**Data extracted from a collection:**

[Start of Attachment]

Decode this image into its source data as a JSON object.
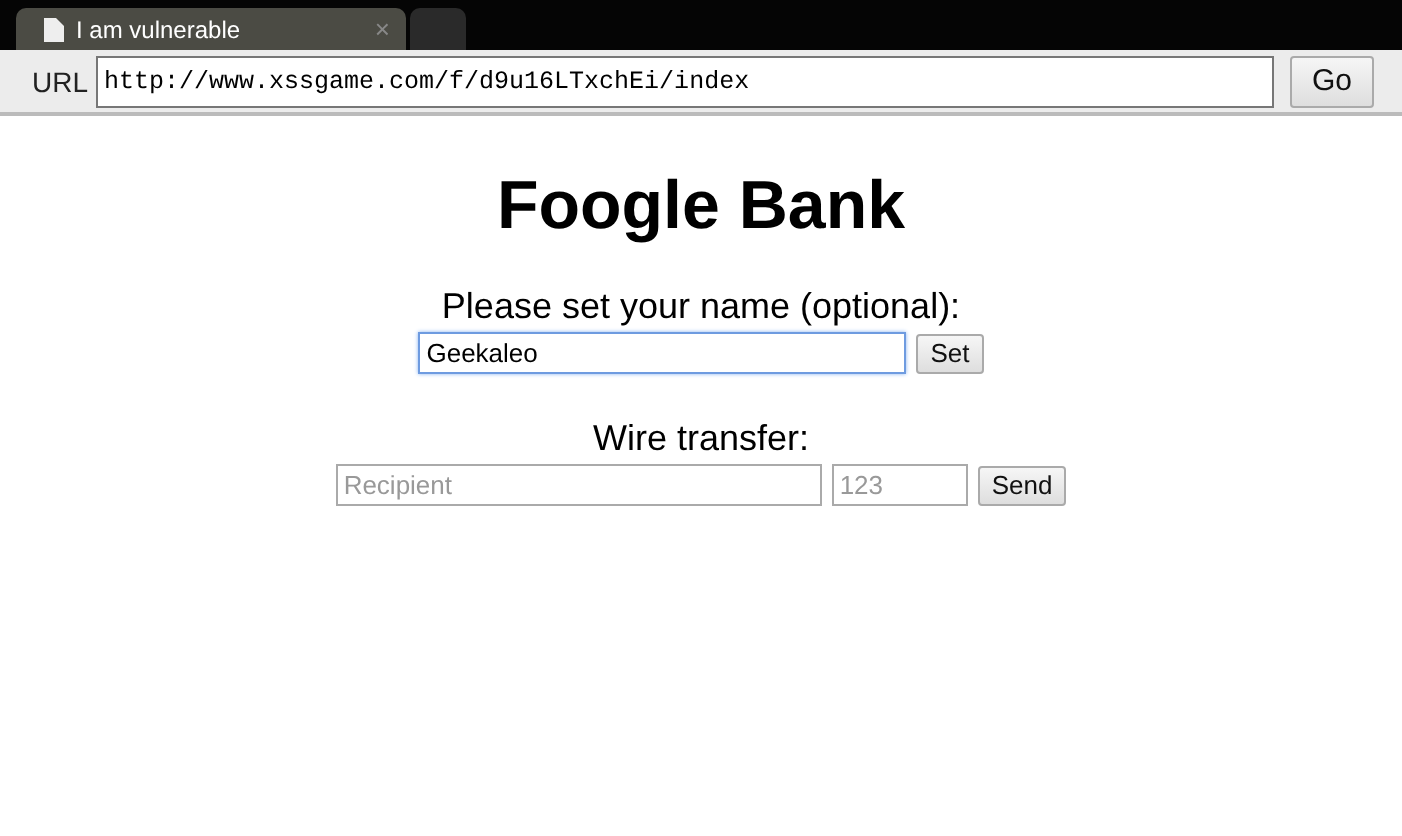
{
  "tabs": [
    {
      "kind": "page",
      "title": "I am vulnerable",
      "close": "×",
      "selected": true
    },
    {
      "kind": "new",
      "selected": false
    }
  ],
  "toolbar": {
    "label": "URL",
    "url": "http://www.xssgame.com/f/d9u16LTxchEi/index",
    "button": "Go"
  },
  "page": {
    "heading": "Foogle Bank",
    "name_form": {
      "label": "Please set your name (optional):",
      "value": "Geekaleo",
      "focused": true,
      "button": "Set"
    },
    "transfer_form": {
      "label": "Wire transfer:",
      "recipient_placeholder": "Recipient",
      "amount_placeholder": "123",
      "button": "Send"
    }
  }
}
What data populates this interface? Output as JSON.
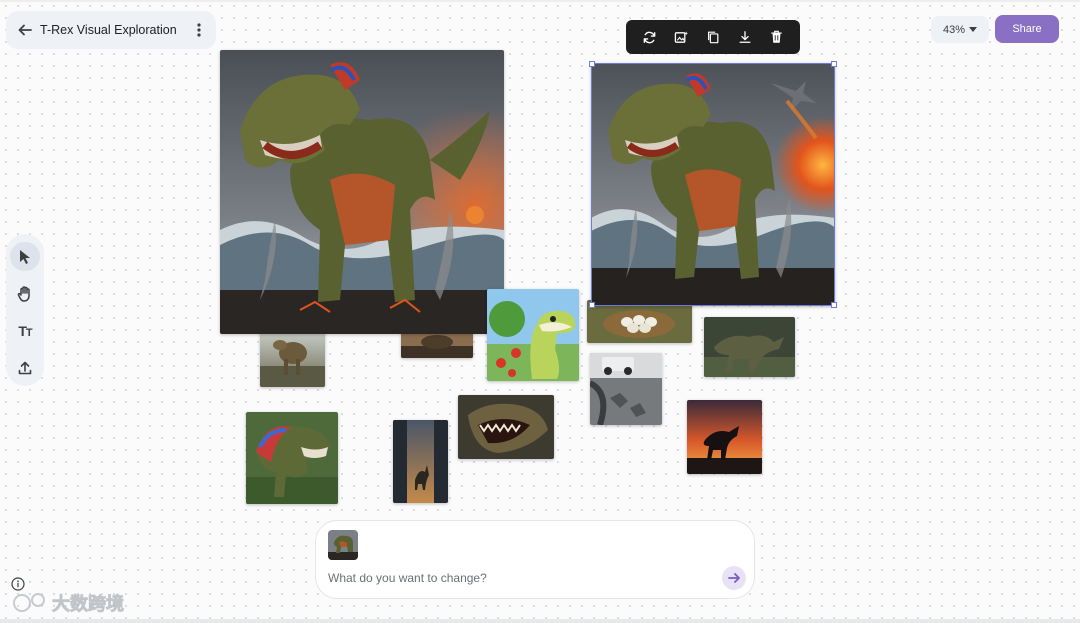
{
  "header": {
    "title": "T-Rex Visual Exploration",
    "back_icon": "arrow-left-icon",
    "menu_icon": "kebab-menu-icon"
  },
  "top_right": {
    "zoom_label": "43%",
    "share_label": "Share"
  },
  "colors": {
    "accent": "#8a70c4",
    "selection": "#6f7bd8",
    "toolbar_bg": "#eef1f6",
    "dark_toolbar": "#1f1f1f"
  },
  "left_toolbar": {
    "tools": [
      {
        "name": "select-tool",
        "icon": "cursor-icon",
        "active": true
      },
      {
        "name": "pan-tool",
        "icon": "hand-icon",
        "active": false
      },
      {
        "name": "text-tool",
        "icon": "text-icon",
        "label": "Tт"
      },
      {
        "name": "upload-tool",
        "icon": "upload-icon",
        "active": false
      }
    ]
  },
  "image_toolbar": {
    "actions": [
      "regenerate-icon",
      "edit-image-icon",
      "duplicate-icon",
      "download-icon",
      "delete-icon"
    ]
  },
  "canvas": {
    "images": [
      "T-Rex roaring on volcanic beach",
      "T-Rex roaring on volcanic beach with jet and explosion (selected)",
      "T-Rex walking in jungle",
      "T-Rex at sunset",
      "Cartoon dinosaur with apples",
      "Dinosaur eggs in nest",
      "T-Rex in forest",
      "Truck and footprints in mud",
      "T-Rex close-up roaring",
      "T-Rex sunset silhouette",
      "Colorful feathered T-Rex",
      "T-Rex in city street"
    ]
  },
  "prompt": {
    "placeholder": "What do you want to change?",
    "value": "",
    "send_icon": "arrow-right-icon"
  },
  "footer": {
    "info_icon": "info-icon",
    "watermark": "大数跨境"
  }
}
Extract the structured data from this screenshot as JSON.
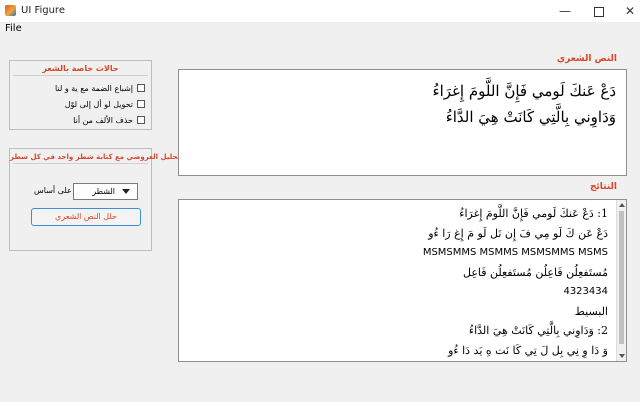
{
  "window": {
    "title": "UI Figure",
    "minimize_glyph": "—",
    "close_glyph": "✕"
  },
  "menu": {
    "file_label": "File"
  },
  "special_cases": {
    "title": "حالات خاصة بالشعر",
    "options": [
      {
        "label": "إشباع الضمة مع ية و لنا",
        "checked": false
      },
      {
        "label": "تحويل لو أل إلى لوْل",
        "checked": false
      },
      {
        "label": "حذف الألف من أنا",
        "checked": false
      }
    ]
  },
  "analysis": {
    "title": "التحليل العروضي مع كتابة شطر واحد في كل سطر",
    "basis_label": "على أساس",
    "basis_value": "الشطر",
    "analyze_button": "حلل النص الشعري"
  },
  "poem": {
    "label": "النص الشعري",
    "lines": [
      "دَعْ عَنكَ لَومي فَإِنَّ اللَّومَ إِغرَاءُ",
      "وَدَاوِني بِالَّتِي كَانَتْ هِيَ الدَّاءُ"
    ]
  },
  "results": {
    "label": "النتائج",
    "lines": [
      "1: دَعْ عَنكَ لَومي فَإِنَّ اللَّومَ إِغرَاءُ",
      "دَعْ عَن كَ لَو مِي فَ إِن نَل لَو مَ إِغ رَا ءُو",
      "MSMSMMS MSMMS MSMSMMS MSMS",
      "مُستَفعِلُن فَاعِلُن مُستَفعِلُن فَاعِل",
      "4323434",
      "البسيط",
      "2: وَدَاوِني بِالَّتِي كَانَتْ هِيَ الدَّاءُ",
      "وَ دَا وِ نِي بِل لَ تِي كَا نَت هِ يَد دَا ءُو"
    ]
  },
  "colors": {
    "accent_red": "#d9462a",
    "button_border": "#3b8fd9"
  }
}
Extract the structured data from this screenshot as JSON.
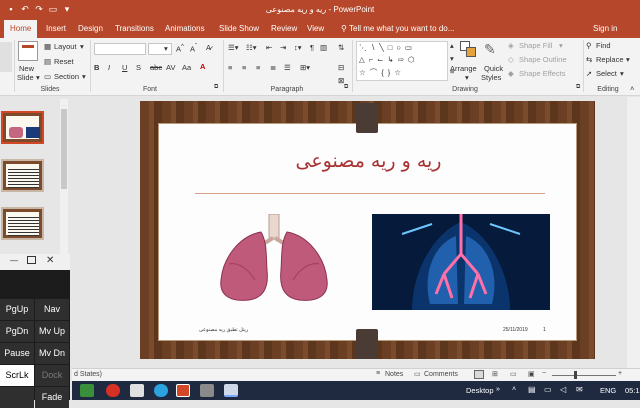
{
  "window": {
    "title": "ریه و ریه مصنوعی  -  PowerPoint",
    "user": "Sign in"
  },
  "tabs": [
    "Home",
    "Insert",
    "Design",
    "Transitions",
    "Animations",
    "Slide Show",
    "Review",
    "View"
  ],
  "active_tab": "Home",
  "tell_me": "Tell me what you want to do...",
  "share_label": "Share",
  "ribbon": {
    "slides": {
      "new_slide": "New",
      "new_slide2": "Slide",
      "layout": "Layout",
      "reset": "Reset",
      "section": "Section",
      "label": "Slides"
    },
    "font": {
      "label": "Font"
    },
    "paragraph": {
      "label": "Paragraph"
    },
    "drawing": {
      "arrange": "Arrange",
      "quick_styles": "Quick",
      "quick_styles2": "Styles",
      "shape_fill": "Shape Fill",
      "shape_outline": "Shape Outline",
      "shape_effects": "Shape Effects",
      "label": "Drawing"
    },
    "editing": {
      "find": "Find",
      "replace": "Replace",
      "select": "Select",
      "label": "Editing"
    }
  },
  "slide": {
    "title": "ریه و ریه مصنوعی",
    "footer_left": "ریتل تطبق ریه مصنوعی",
    "footer_date": "25/11/2019",
    "footer_page": "1"
  },
  "thumbnails": [
    "1",
    "2",
    "3"
  ],
  "osk_keys": [
    [
      "PgUp",
      "Nav"
    ],
    [
      "PgDn",
      "Mv Up"
    ],
    [
      "Pause",
      "Mv Dn"
    ],
    [
      "ScrLk",
      "Dock"
    ],
    [
      "",
      "Fade"
    ]
  ],
  "status": {
    "left": "d States)",
    "notes": "Notes",
    "comments": "Comments"
  },
  "taskbar": {
    "desktop": "Desktop",
    "lang": "ENG",
    "time": "05:1"
  },
  "colors": {
    "accent": "#b7472a",
    "wood": "#6a3f24",
    "title_text": "#a83232"
  }
}
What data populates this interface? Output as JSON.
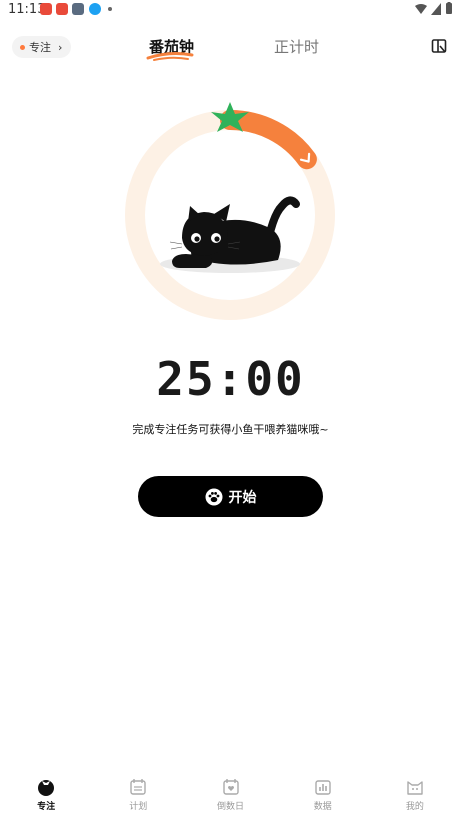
{
  "status_bar": {
    "time": "11:13"
  },
  "header": {
    "focus_chip": {
      "label": "专注",
      "arrow": "›"
    },
    "tabs": [
      {
        "label": "番茄钟",
        "active": true
      },
      {
        "label": "正计时",
        "active": false
      }
    ],
    "right_icon": "book-icon"
  },
  "timer": {
    "time": "25:00",
    "subtitle": "完成专注任务可获得小鱼干喂养猫咪哦~",
    "progress_fraction": 0.15
  },
  "start_button": {
    "label": "开始",
    "icon": "paw-icon"
  },
  "colors": {
    "accent_orange": "#f5813d",
    "ring_bg": "#fdf1e5",
    "leaf_green": "#2fb25a"
  },
  "bottom_nav": [
    {
      "label": "专注",
      "icon": "tomato-icon",
      "active": true
    },
    {
      "label": "计划",
      "icon": "calendar-list-icon",
      "active": false
    },
    {
      "label": "倒数日",
      "icon": "calendar-heart-icon",
      "active": false
    },
    {
      "label": "数据",
      "icon": "chart-icon",
      "active": false
    },
    {
      "label": "我的",
      "icon": "cat-face-icon",
      "active": false
    }
  ]
}
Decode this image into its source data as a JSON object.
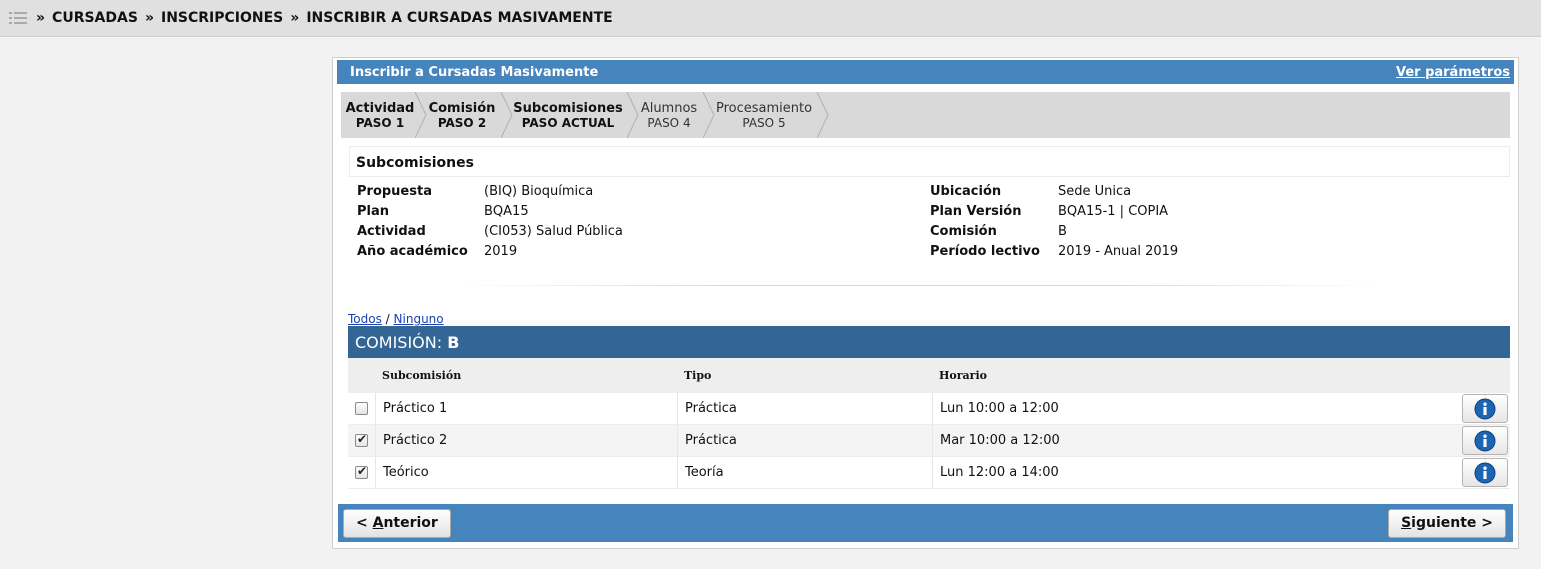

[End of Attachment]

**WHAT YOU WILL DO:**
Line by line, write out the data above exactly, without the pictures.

**EXERCISE ANSWER:**
Decode this image into its source data as a JSON object.
{
  "tabs": [
    {
      "kind": "page",
      "title": "I am vulnerable",
      "close": "×",
      "selected": true
    },
    {
      "kind": "new",
      "selected": false
    }
  ],
  "toolbar": {
    "label": "URL",
    "url": "http://www.xssgame.com/f/d9u16LTxchEi/index",
    "button": "Go"
  },
  "page": {
    "heading": "Foogle Bank",
    "name_form": {
      "label": "Please set your name (optional):",
      "value": "Geekaleo",
      "focused": true,
      "button": "Set"
    },
    "transfer_form": {
      "label": "Wire transfer:",
      "recipient_placeholder": "Recipient",
      "amount_placeholder": "123",
      "button": "Send"
    }
  }
}
What data populates this interface? Output as JSON.
{
  "header": {
    "title": "T-Rex Visual Exploration",
    "back_icon": "arrow-left-icon",
    "menu_icon": "kebab-menu-icon"
  },
  "top_right": {
    "zoom_label": "43%",
    "share_label": "Share"
  },
  "colors": {
    "accent": "#8a70c4",
    "selection": "#6f7bd8",
    "toolbar_bg": "#eef1f6",
    "dark_toolbar": "#1f1f1f"
  },
  "left_toolbar": {
    "tools": [
      {
        "name": "select-tool",
        "icon": "cursor-icon",
        "active": true
      },
      {
        "name": "pan-tool",
        "icon": "hand-icon",
        "active": false
      },
      {
        "name": "text-tool",
        "icon": "text-icon",
        "label": "Tт"
      },
      {
        "name": "upload-tool",
        "icon": "upload-icon",
        "active": false
      }
    ]
  },
  "image_toolbar": {
    "actions": [
      "regenerate-icon",
      "edit-image-icon",
      "duplicate-icon",
      "download-icon",
      "delete-icon"
    ]
  },
  "canvas": {
    "images": [
      "T-Rex roaring on volcanic beach",
      "T-Rex roaring on volcanic beach with jet and explosion (selected)",
      "T-Rex walking in jungle",
      "T-Rex at sunset",
      "Cartoon dinosaur with apples",
      "Dinosaur eggs in nest",
      "T-Rex in forest",
      "Truck and footprints in mud",
      "T-Rex close-up roaring",
      "T-Rex sunset silhouette",
      "Colorful feathered T-Rex",
      "T-Rex in city street"
    ]
  },
  "prompt": {
    "placeholder": "What do you want to change?",
    "value": "",
    "send_icon": "arrow-right-icon"
  },
  "footer": {
    "info_icon": "info-icon",
    "watermark": "大数跨境"
  }
}
Extract the structured data from this screenshot as JSON.
{
  "window": {
    "title": "UI Figure",
    "minimize_glyph": "—",
    "close_glyph": "✕"
  },
  "menu": {
    "file_label": "File"
  },
  "special_cases": {
    "title": "حالات خاصة بالشعر",
    "options": [
      {
        "label": "إشباع الضمة مع ية و لنا",
        "checked": false
      },
      {
        "label": "تحويل لو أل إلى لوْل",
        "checked": false
      },
      {
        "label": "حذف الألف من أنا",
        "checked": false
      }
    ]
  },
  "analysis": {
    "title": "التحليل العروضي مع كتابة شطر واحد في كل سطر",
    "basis_label": "على أساس",
    "basis_value": "الشطر",
    "analyze_button": "حلل النص الشعري"
  },
  "poem": {
    "label": "النص الشعري",
    "lines": [
      "دَعْ عَنكَ لَومي فَإِنَّ اللَّومَ إِغرَاءُ",
      "وَدَاوِني بِالَّتِي كَانَتْ هِيَ الدَّاءُ"
    ]
  },
  "results": {
    "label": "النتائج",
    "lines": [
      "1: دَعْ عَنكَ لَومي فَإِنَّ اللَّومَ إِغرَاءُ",
      "دَعْ عَن كَ لَو مِي فَ إِن نَل لَو مَ إِغ رَا ءُو",
      "MSMSMMS MSMMS MSMSMMS MSMS",
      "مُستَفعِلُن فَاعِلُن مُستَفعِلُن فَاعِل",
      "4323434",
      "البسيط",
      "2: وَدَاوِني بِالَّتِي كَانَتْ هِيَ الدَّاءُ",
      "وَ دَا وِ نِي بِل لَ تِي كَا نَت هِ يَد دَا ءُو"
    ]
  },
  "colors": {
    "accent_red": "#d9462a",
    "button_border": "#3b8fd9"
  }
}
Extract the structured data from this screenshot as JSON.
{
  "window": {
    "title": "ریه و ریه مصنوعی  -  PowerPoint",
    "user": "Sign in"
  },
  "tabs": [
    "Home",
    "Insert",
    "Design",
    "Transitions",
    "Animations",
    "Slide Show",
    "Review",
    "View"
  ],
  "active_tab": "Home",
  "tell_me": "Tell me what you want to do...",
  "share_label": "Share",
  "ribbon": {
    "slides": {
      "new_slide": "New",
      "new_slide2": "Slide",
      "layout": "Layout",
      "reset": "Reset",
      "section": "Section",
      "label": "Slides"
    },
    "font": {
      "label": "Font"
    },
    "paragraph": {
      "label": "Paragraph"
    },
    "drawing": {
      "arrange": "Arrange",
      "quick_styles": "Quick",
      "quick_styles2": "Styles",
      "shape_fill": "Shape Fill",
      "shape_outline": "Shape Outline",
      "shape_effects": "Shape Effects",
      "label": "Drawing"
    },
    "editing": {
      "find": "Find",
      "replace": "Replace",
      "select": "Select",
      "label": "Editing"
    }
  },
  "slide": {
    "title": "ریه و ریه مصنوعی",
    "footer_left": "ریتل تطبق ریه مصنوعی",
    "footer_date": "25/11/2019",
    "footer_page": "1"
  },
  "thumbnails": [
    "1",
    "2",
    "3"
  ],
  "osk_keys": [
    [
      "PgUp",
      "Nav"
    ],
    [
      "PgDn",
      "Mv Up"
    ],
    [
      "Pause",
      "Mv Dn"
    ],
    [
      "ScrLk",
      "Dock"
    ],
    [
      "",
      "Fade"
    ]
  ],
  "status": {
    "left": "d States)",
    "notes": "Notes",
    "comments": "Comments"
  },
  "taskbar": {
    "desktop": "Desktop",
    "lang": "ENG",
    "time": "05:1"
  },
  "colors": {
    "accent": "#b7472a",
    "wood": "#6a3f24",
    "title_text": "#a83232"
  }
}
What data populates this interface? Output as JSON.
{
  "status_bar": {
    "time": "11:13"
  },
  "header": {
    "focus_chip": {
      "label": "专注",
      "arrow": "›"
    },
    "tabs": [
      {
        "label": "番茄钟",
        "active": true
      },
      {
        "label": "正计时",
        "active": false
      }
    ],
    "right_icon": "book-icon"
  },
  "timer": {
    "time": "25:00",
    "subtitle": "完成专注任务可获得小鱼干喂养猫咪哦~",
    "progress_fraction": 0.15
  },
  "start_button": {
    "label": "开始",
    "icon": "paw-icon"
  },
  "colors": {
    "accent_orange": "#f5813d",
    "ring_bg": "#fdf1e5",
    "leaf_green": "#2fb25a"
  },
  "bottom_nav": [
    {
      "label": "专注",
      "icon": "tomato-icon",
      "active": true
    },
    {
      "label": "计划",
      "icon": "calendar-list-icon",
      "active": false
    },
    {
      "label": "倒数日",
      "icon": "calendar-heart-icon",
      "active": false
    },
    {
      "label": "数据",
      "icon": "chart-icon",
      "active": false
    },
    {
      "label": "我的",
      "icon": "cat-face-icon",
      "active": false
    }
  ]
}
Decode this image into its source data as a JSON object.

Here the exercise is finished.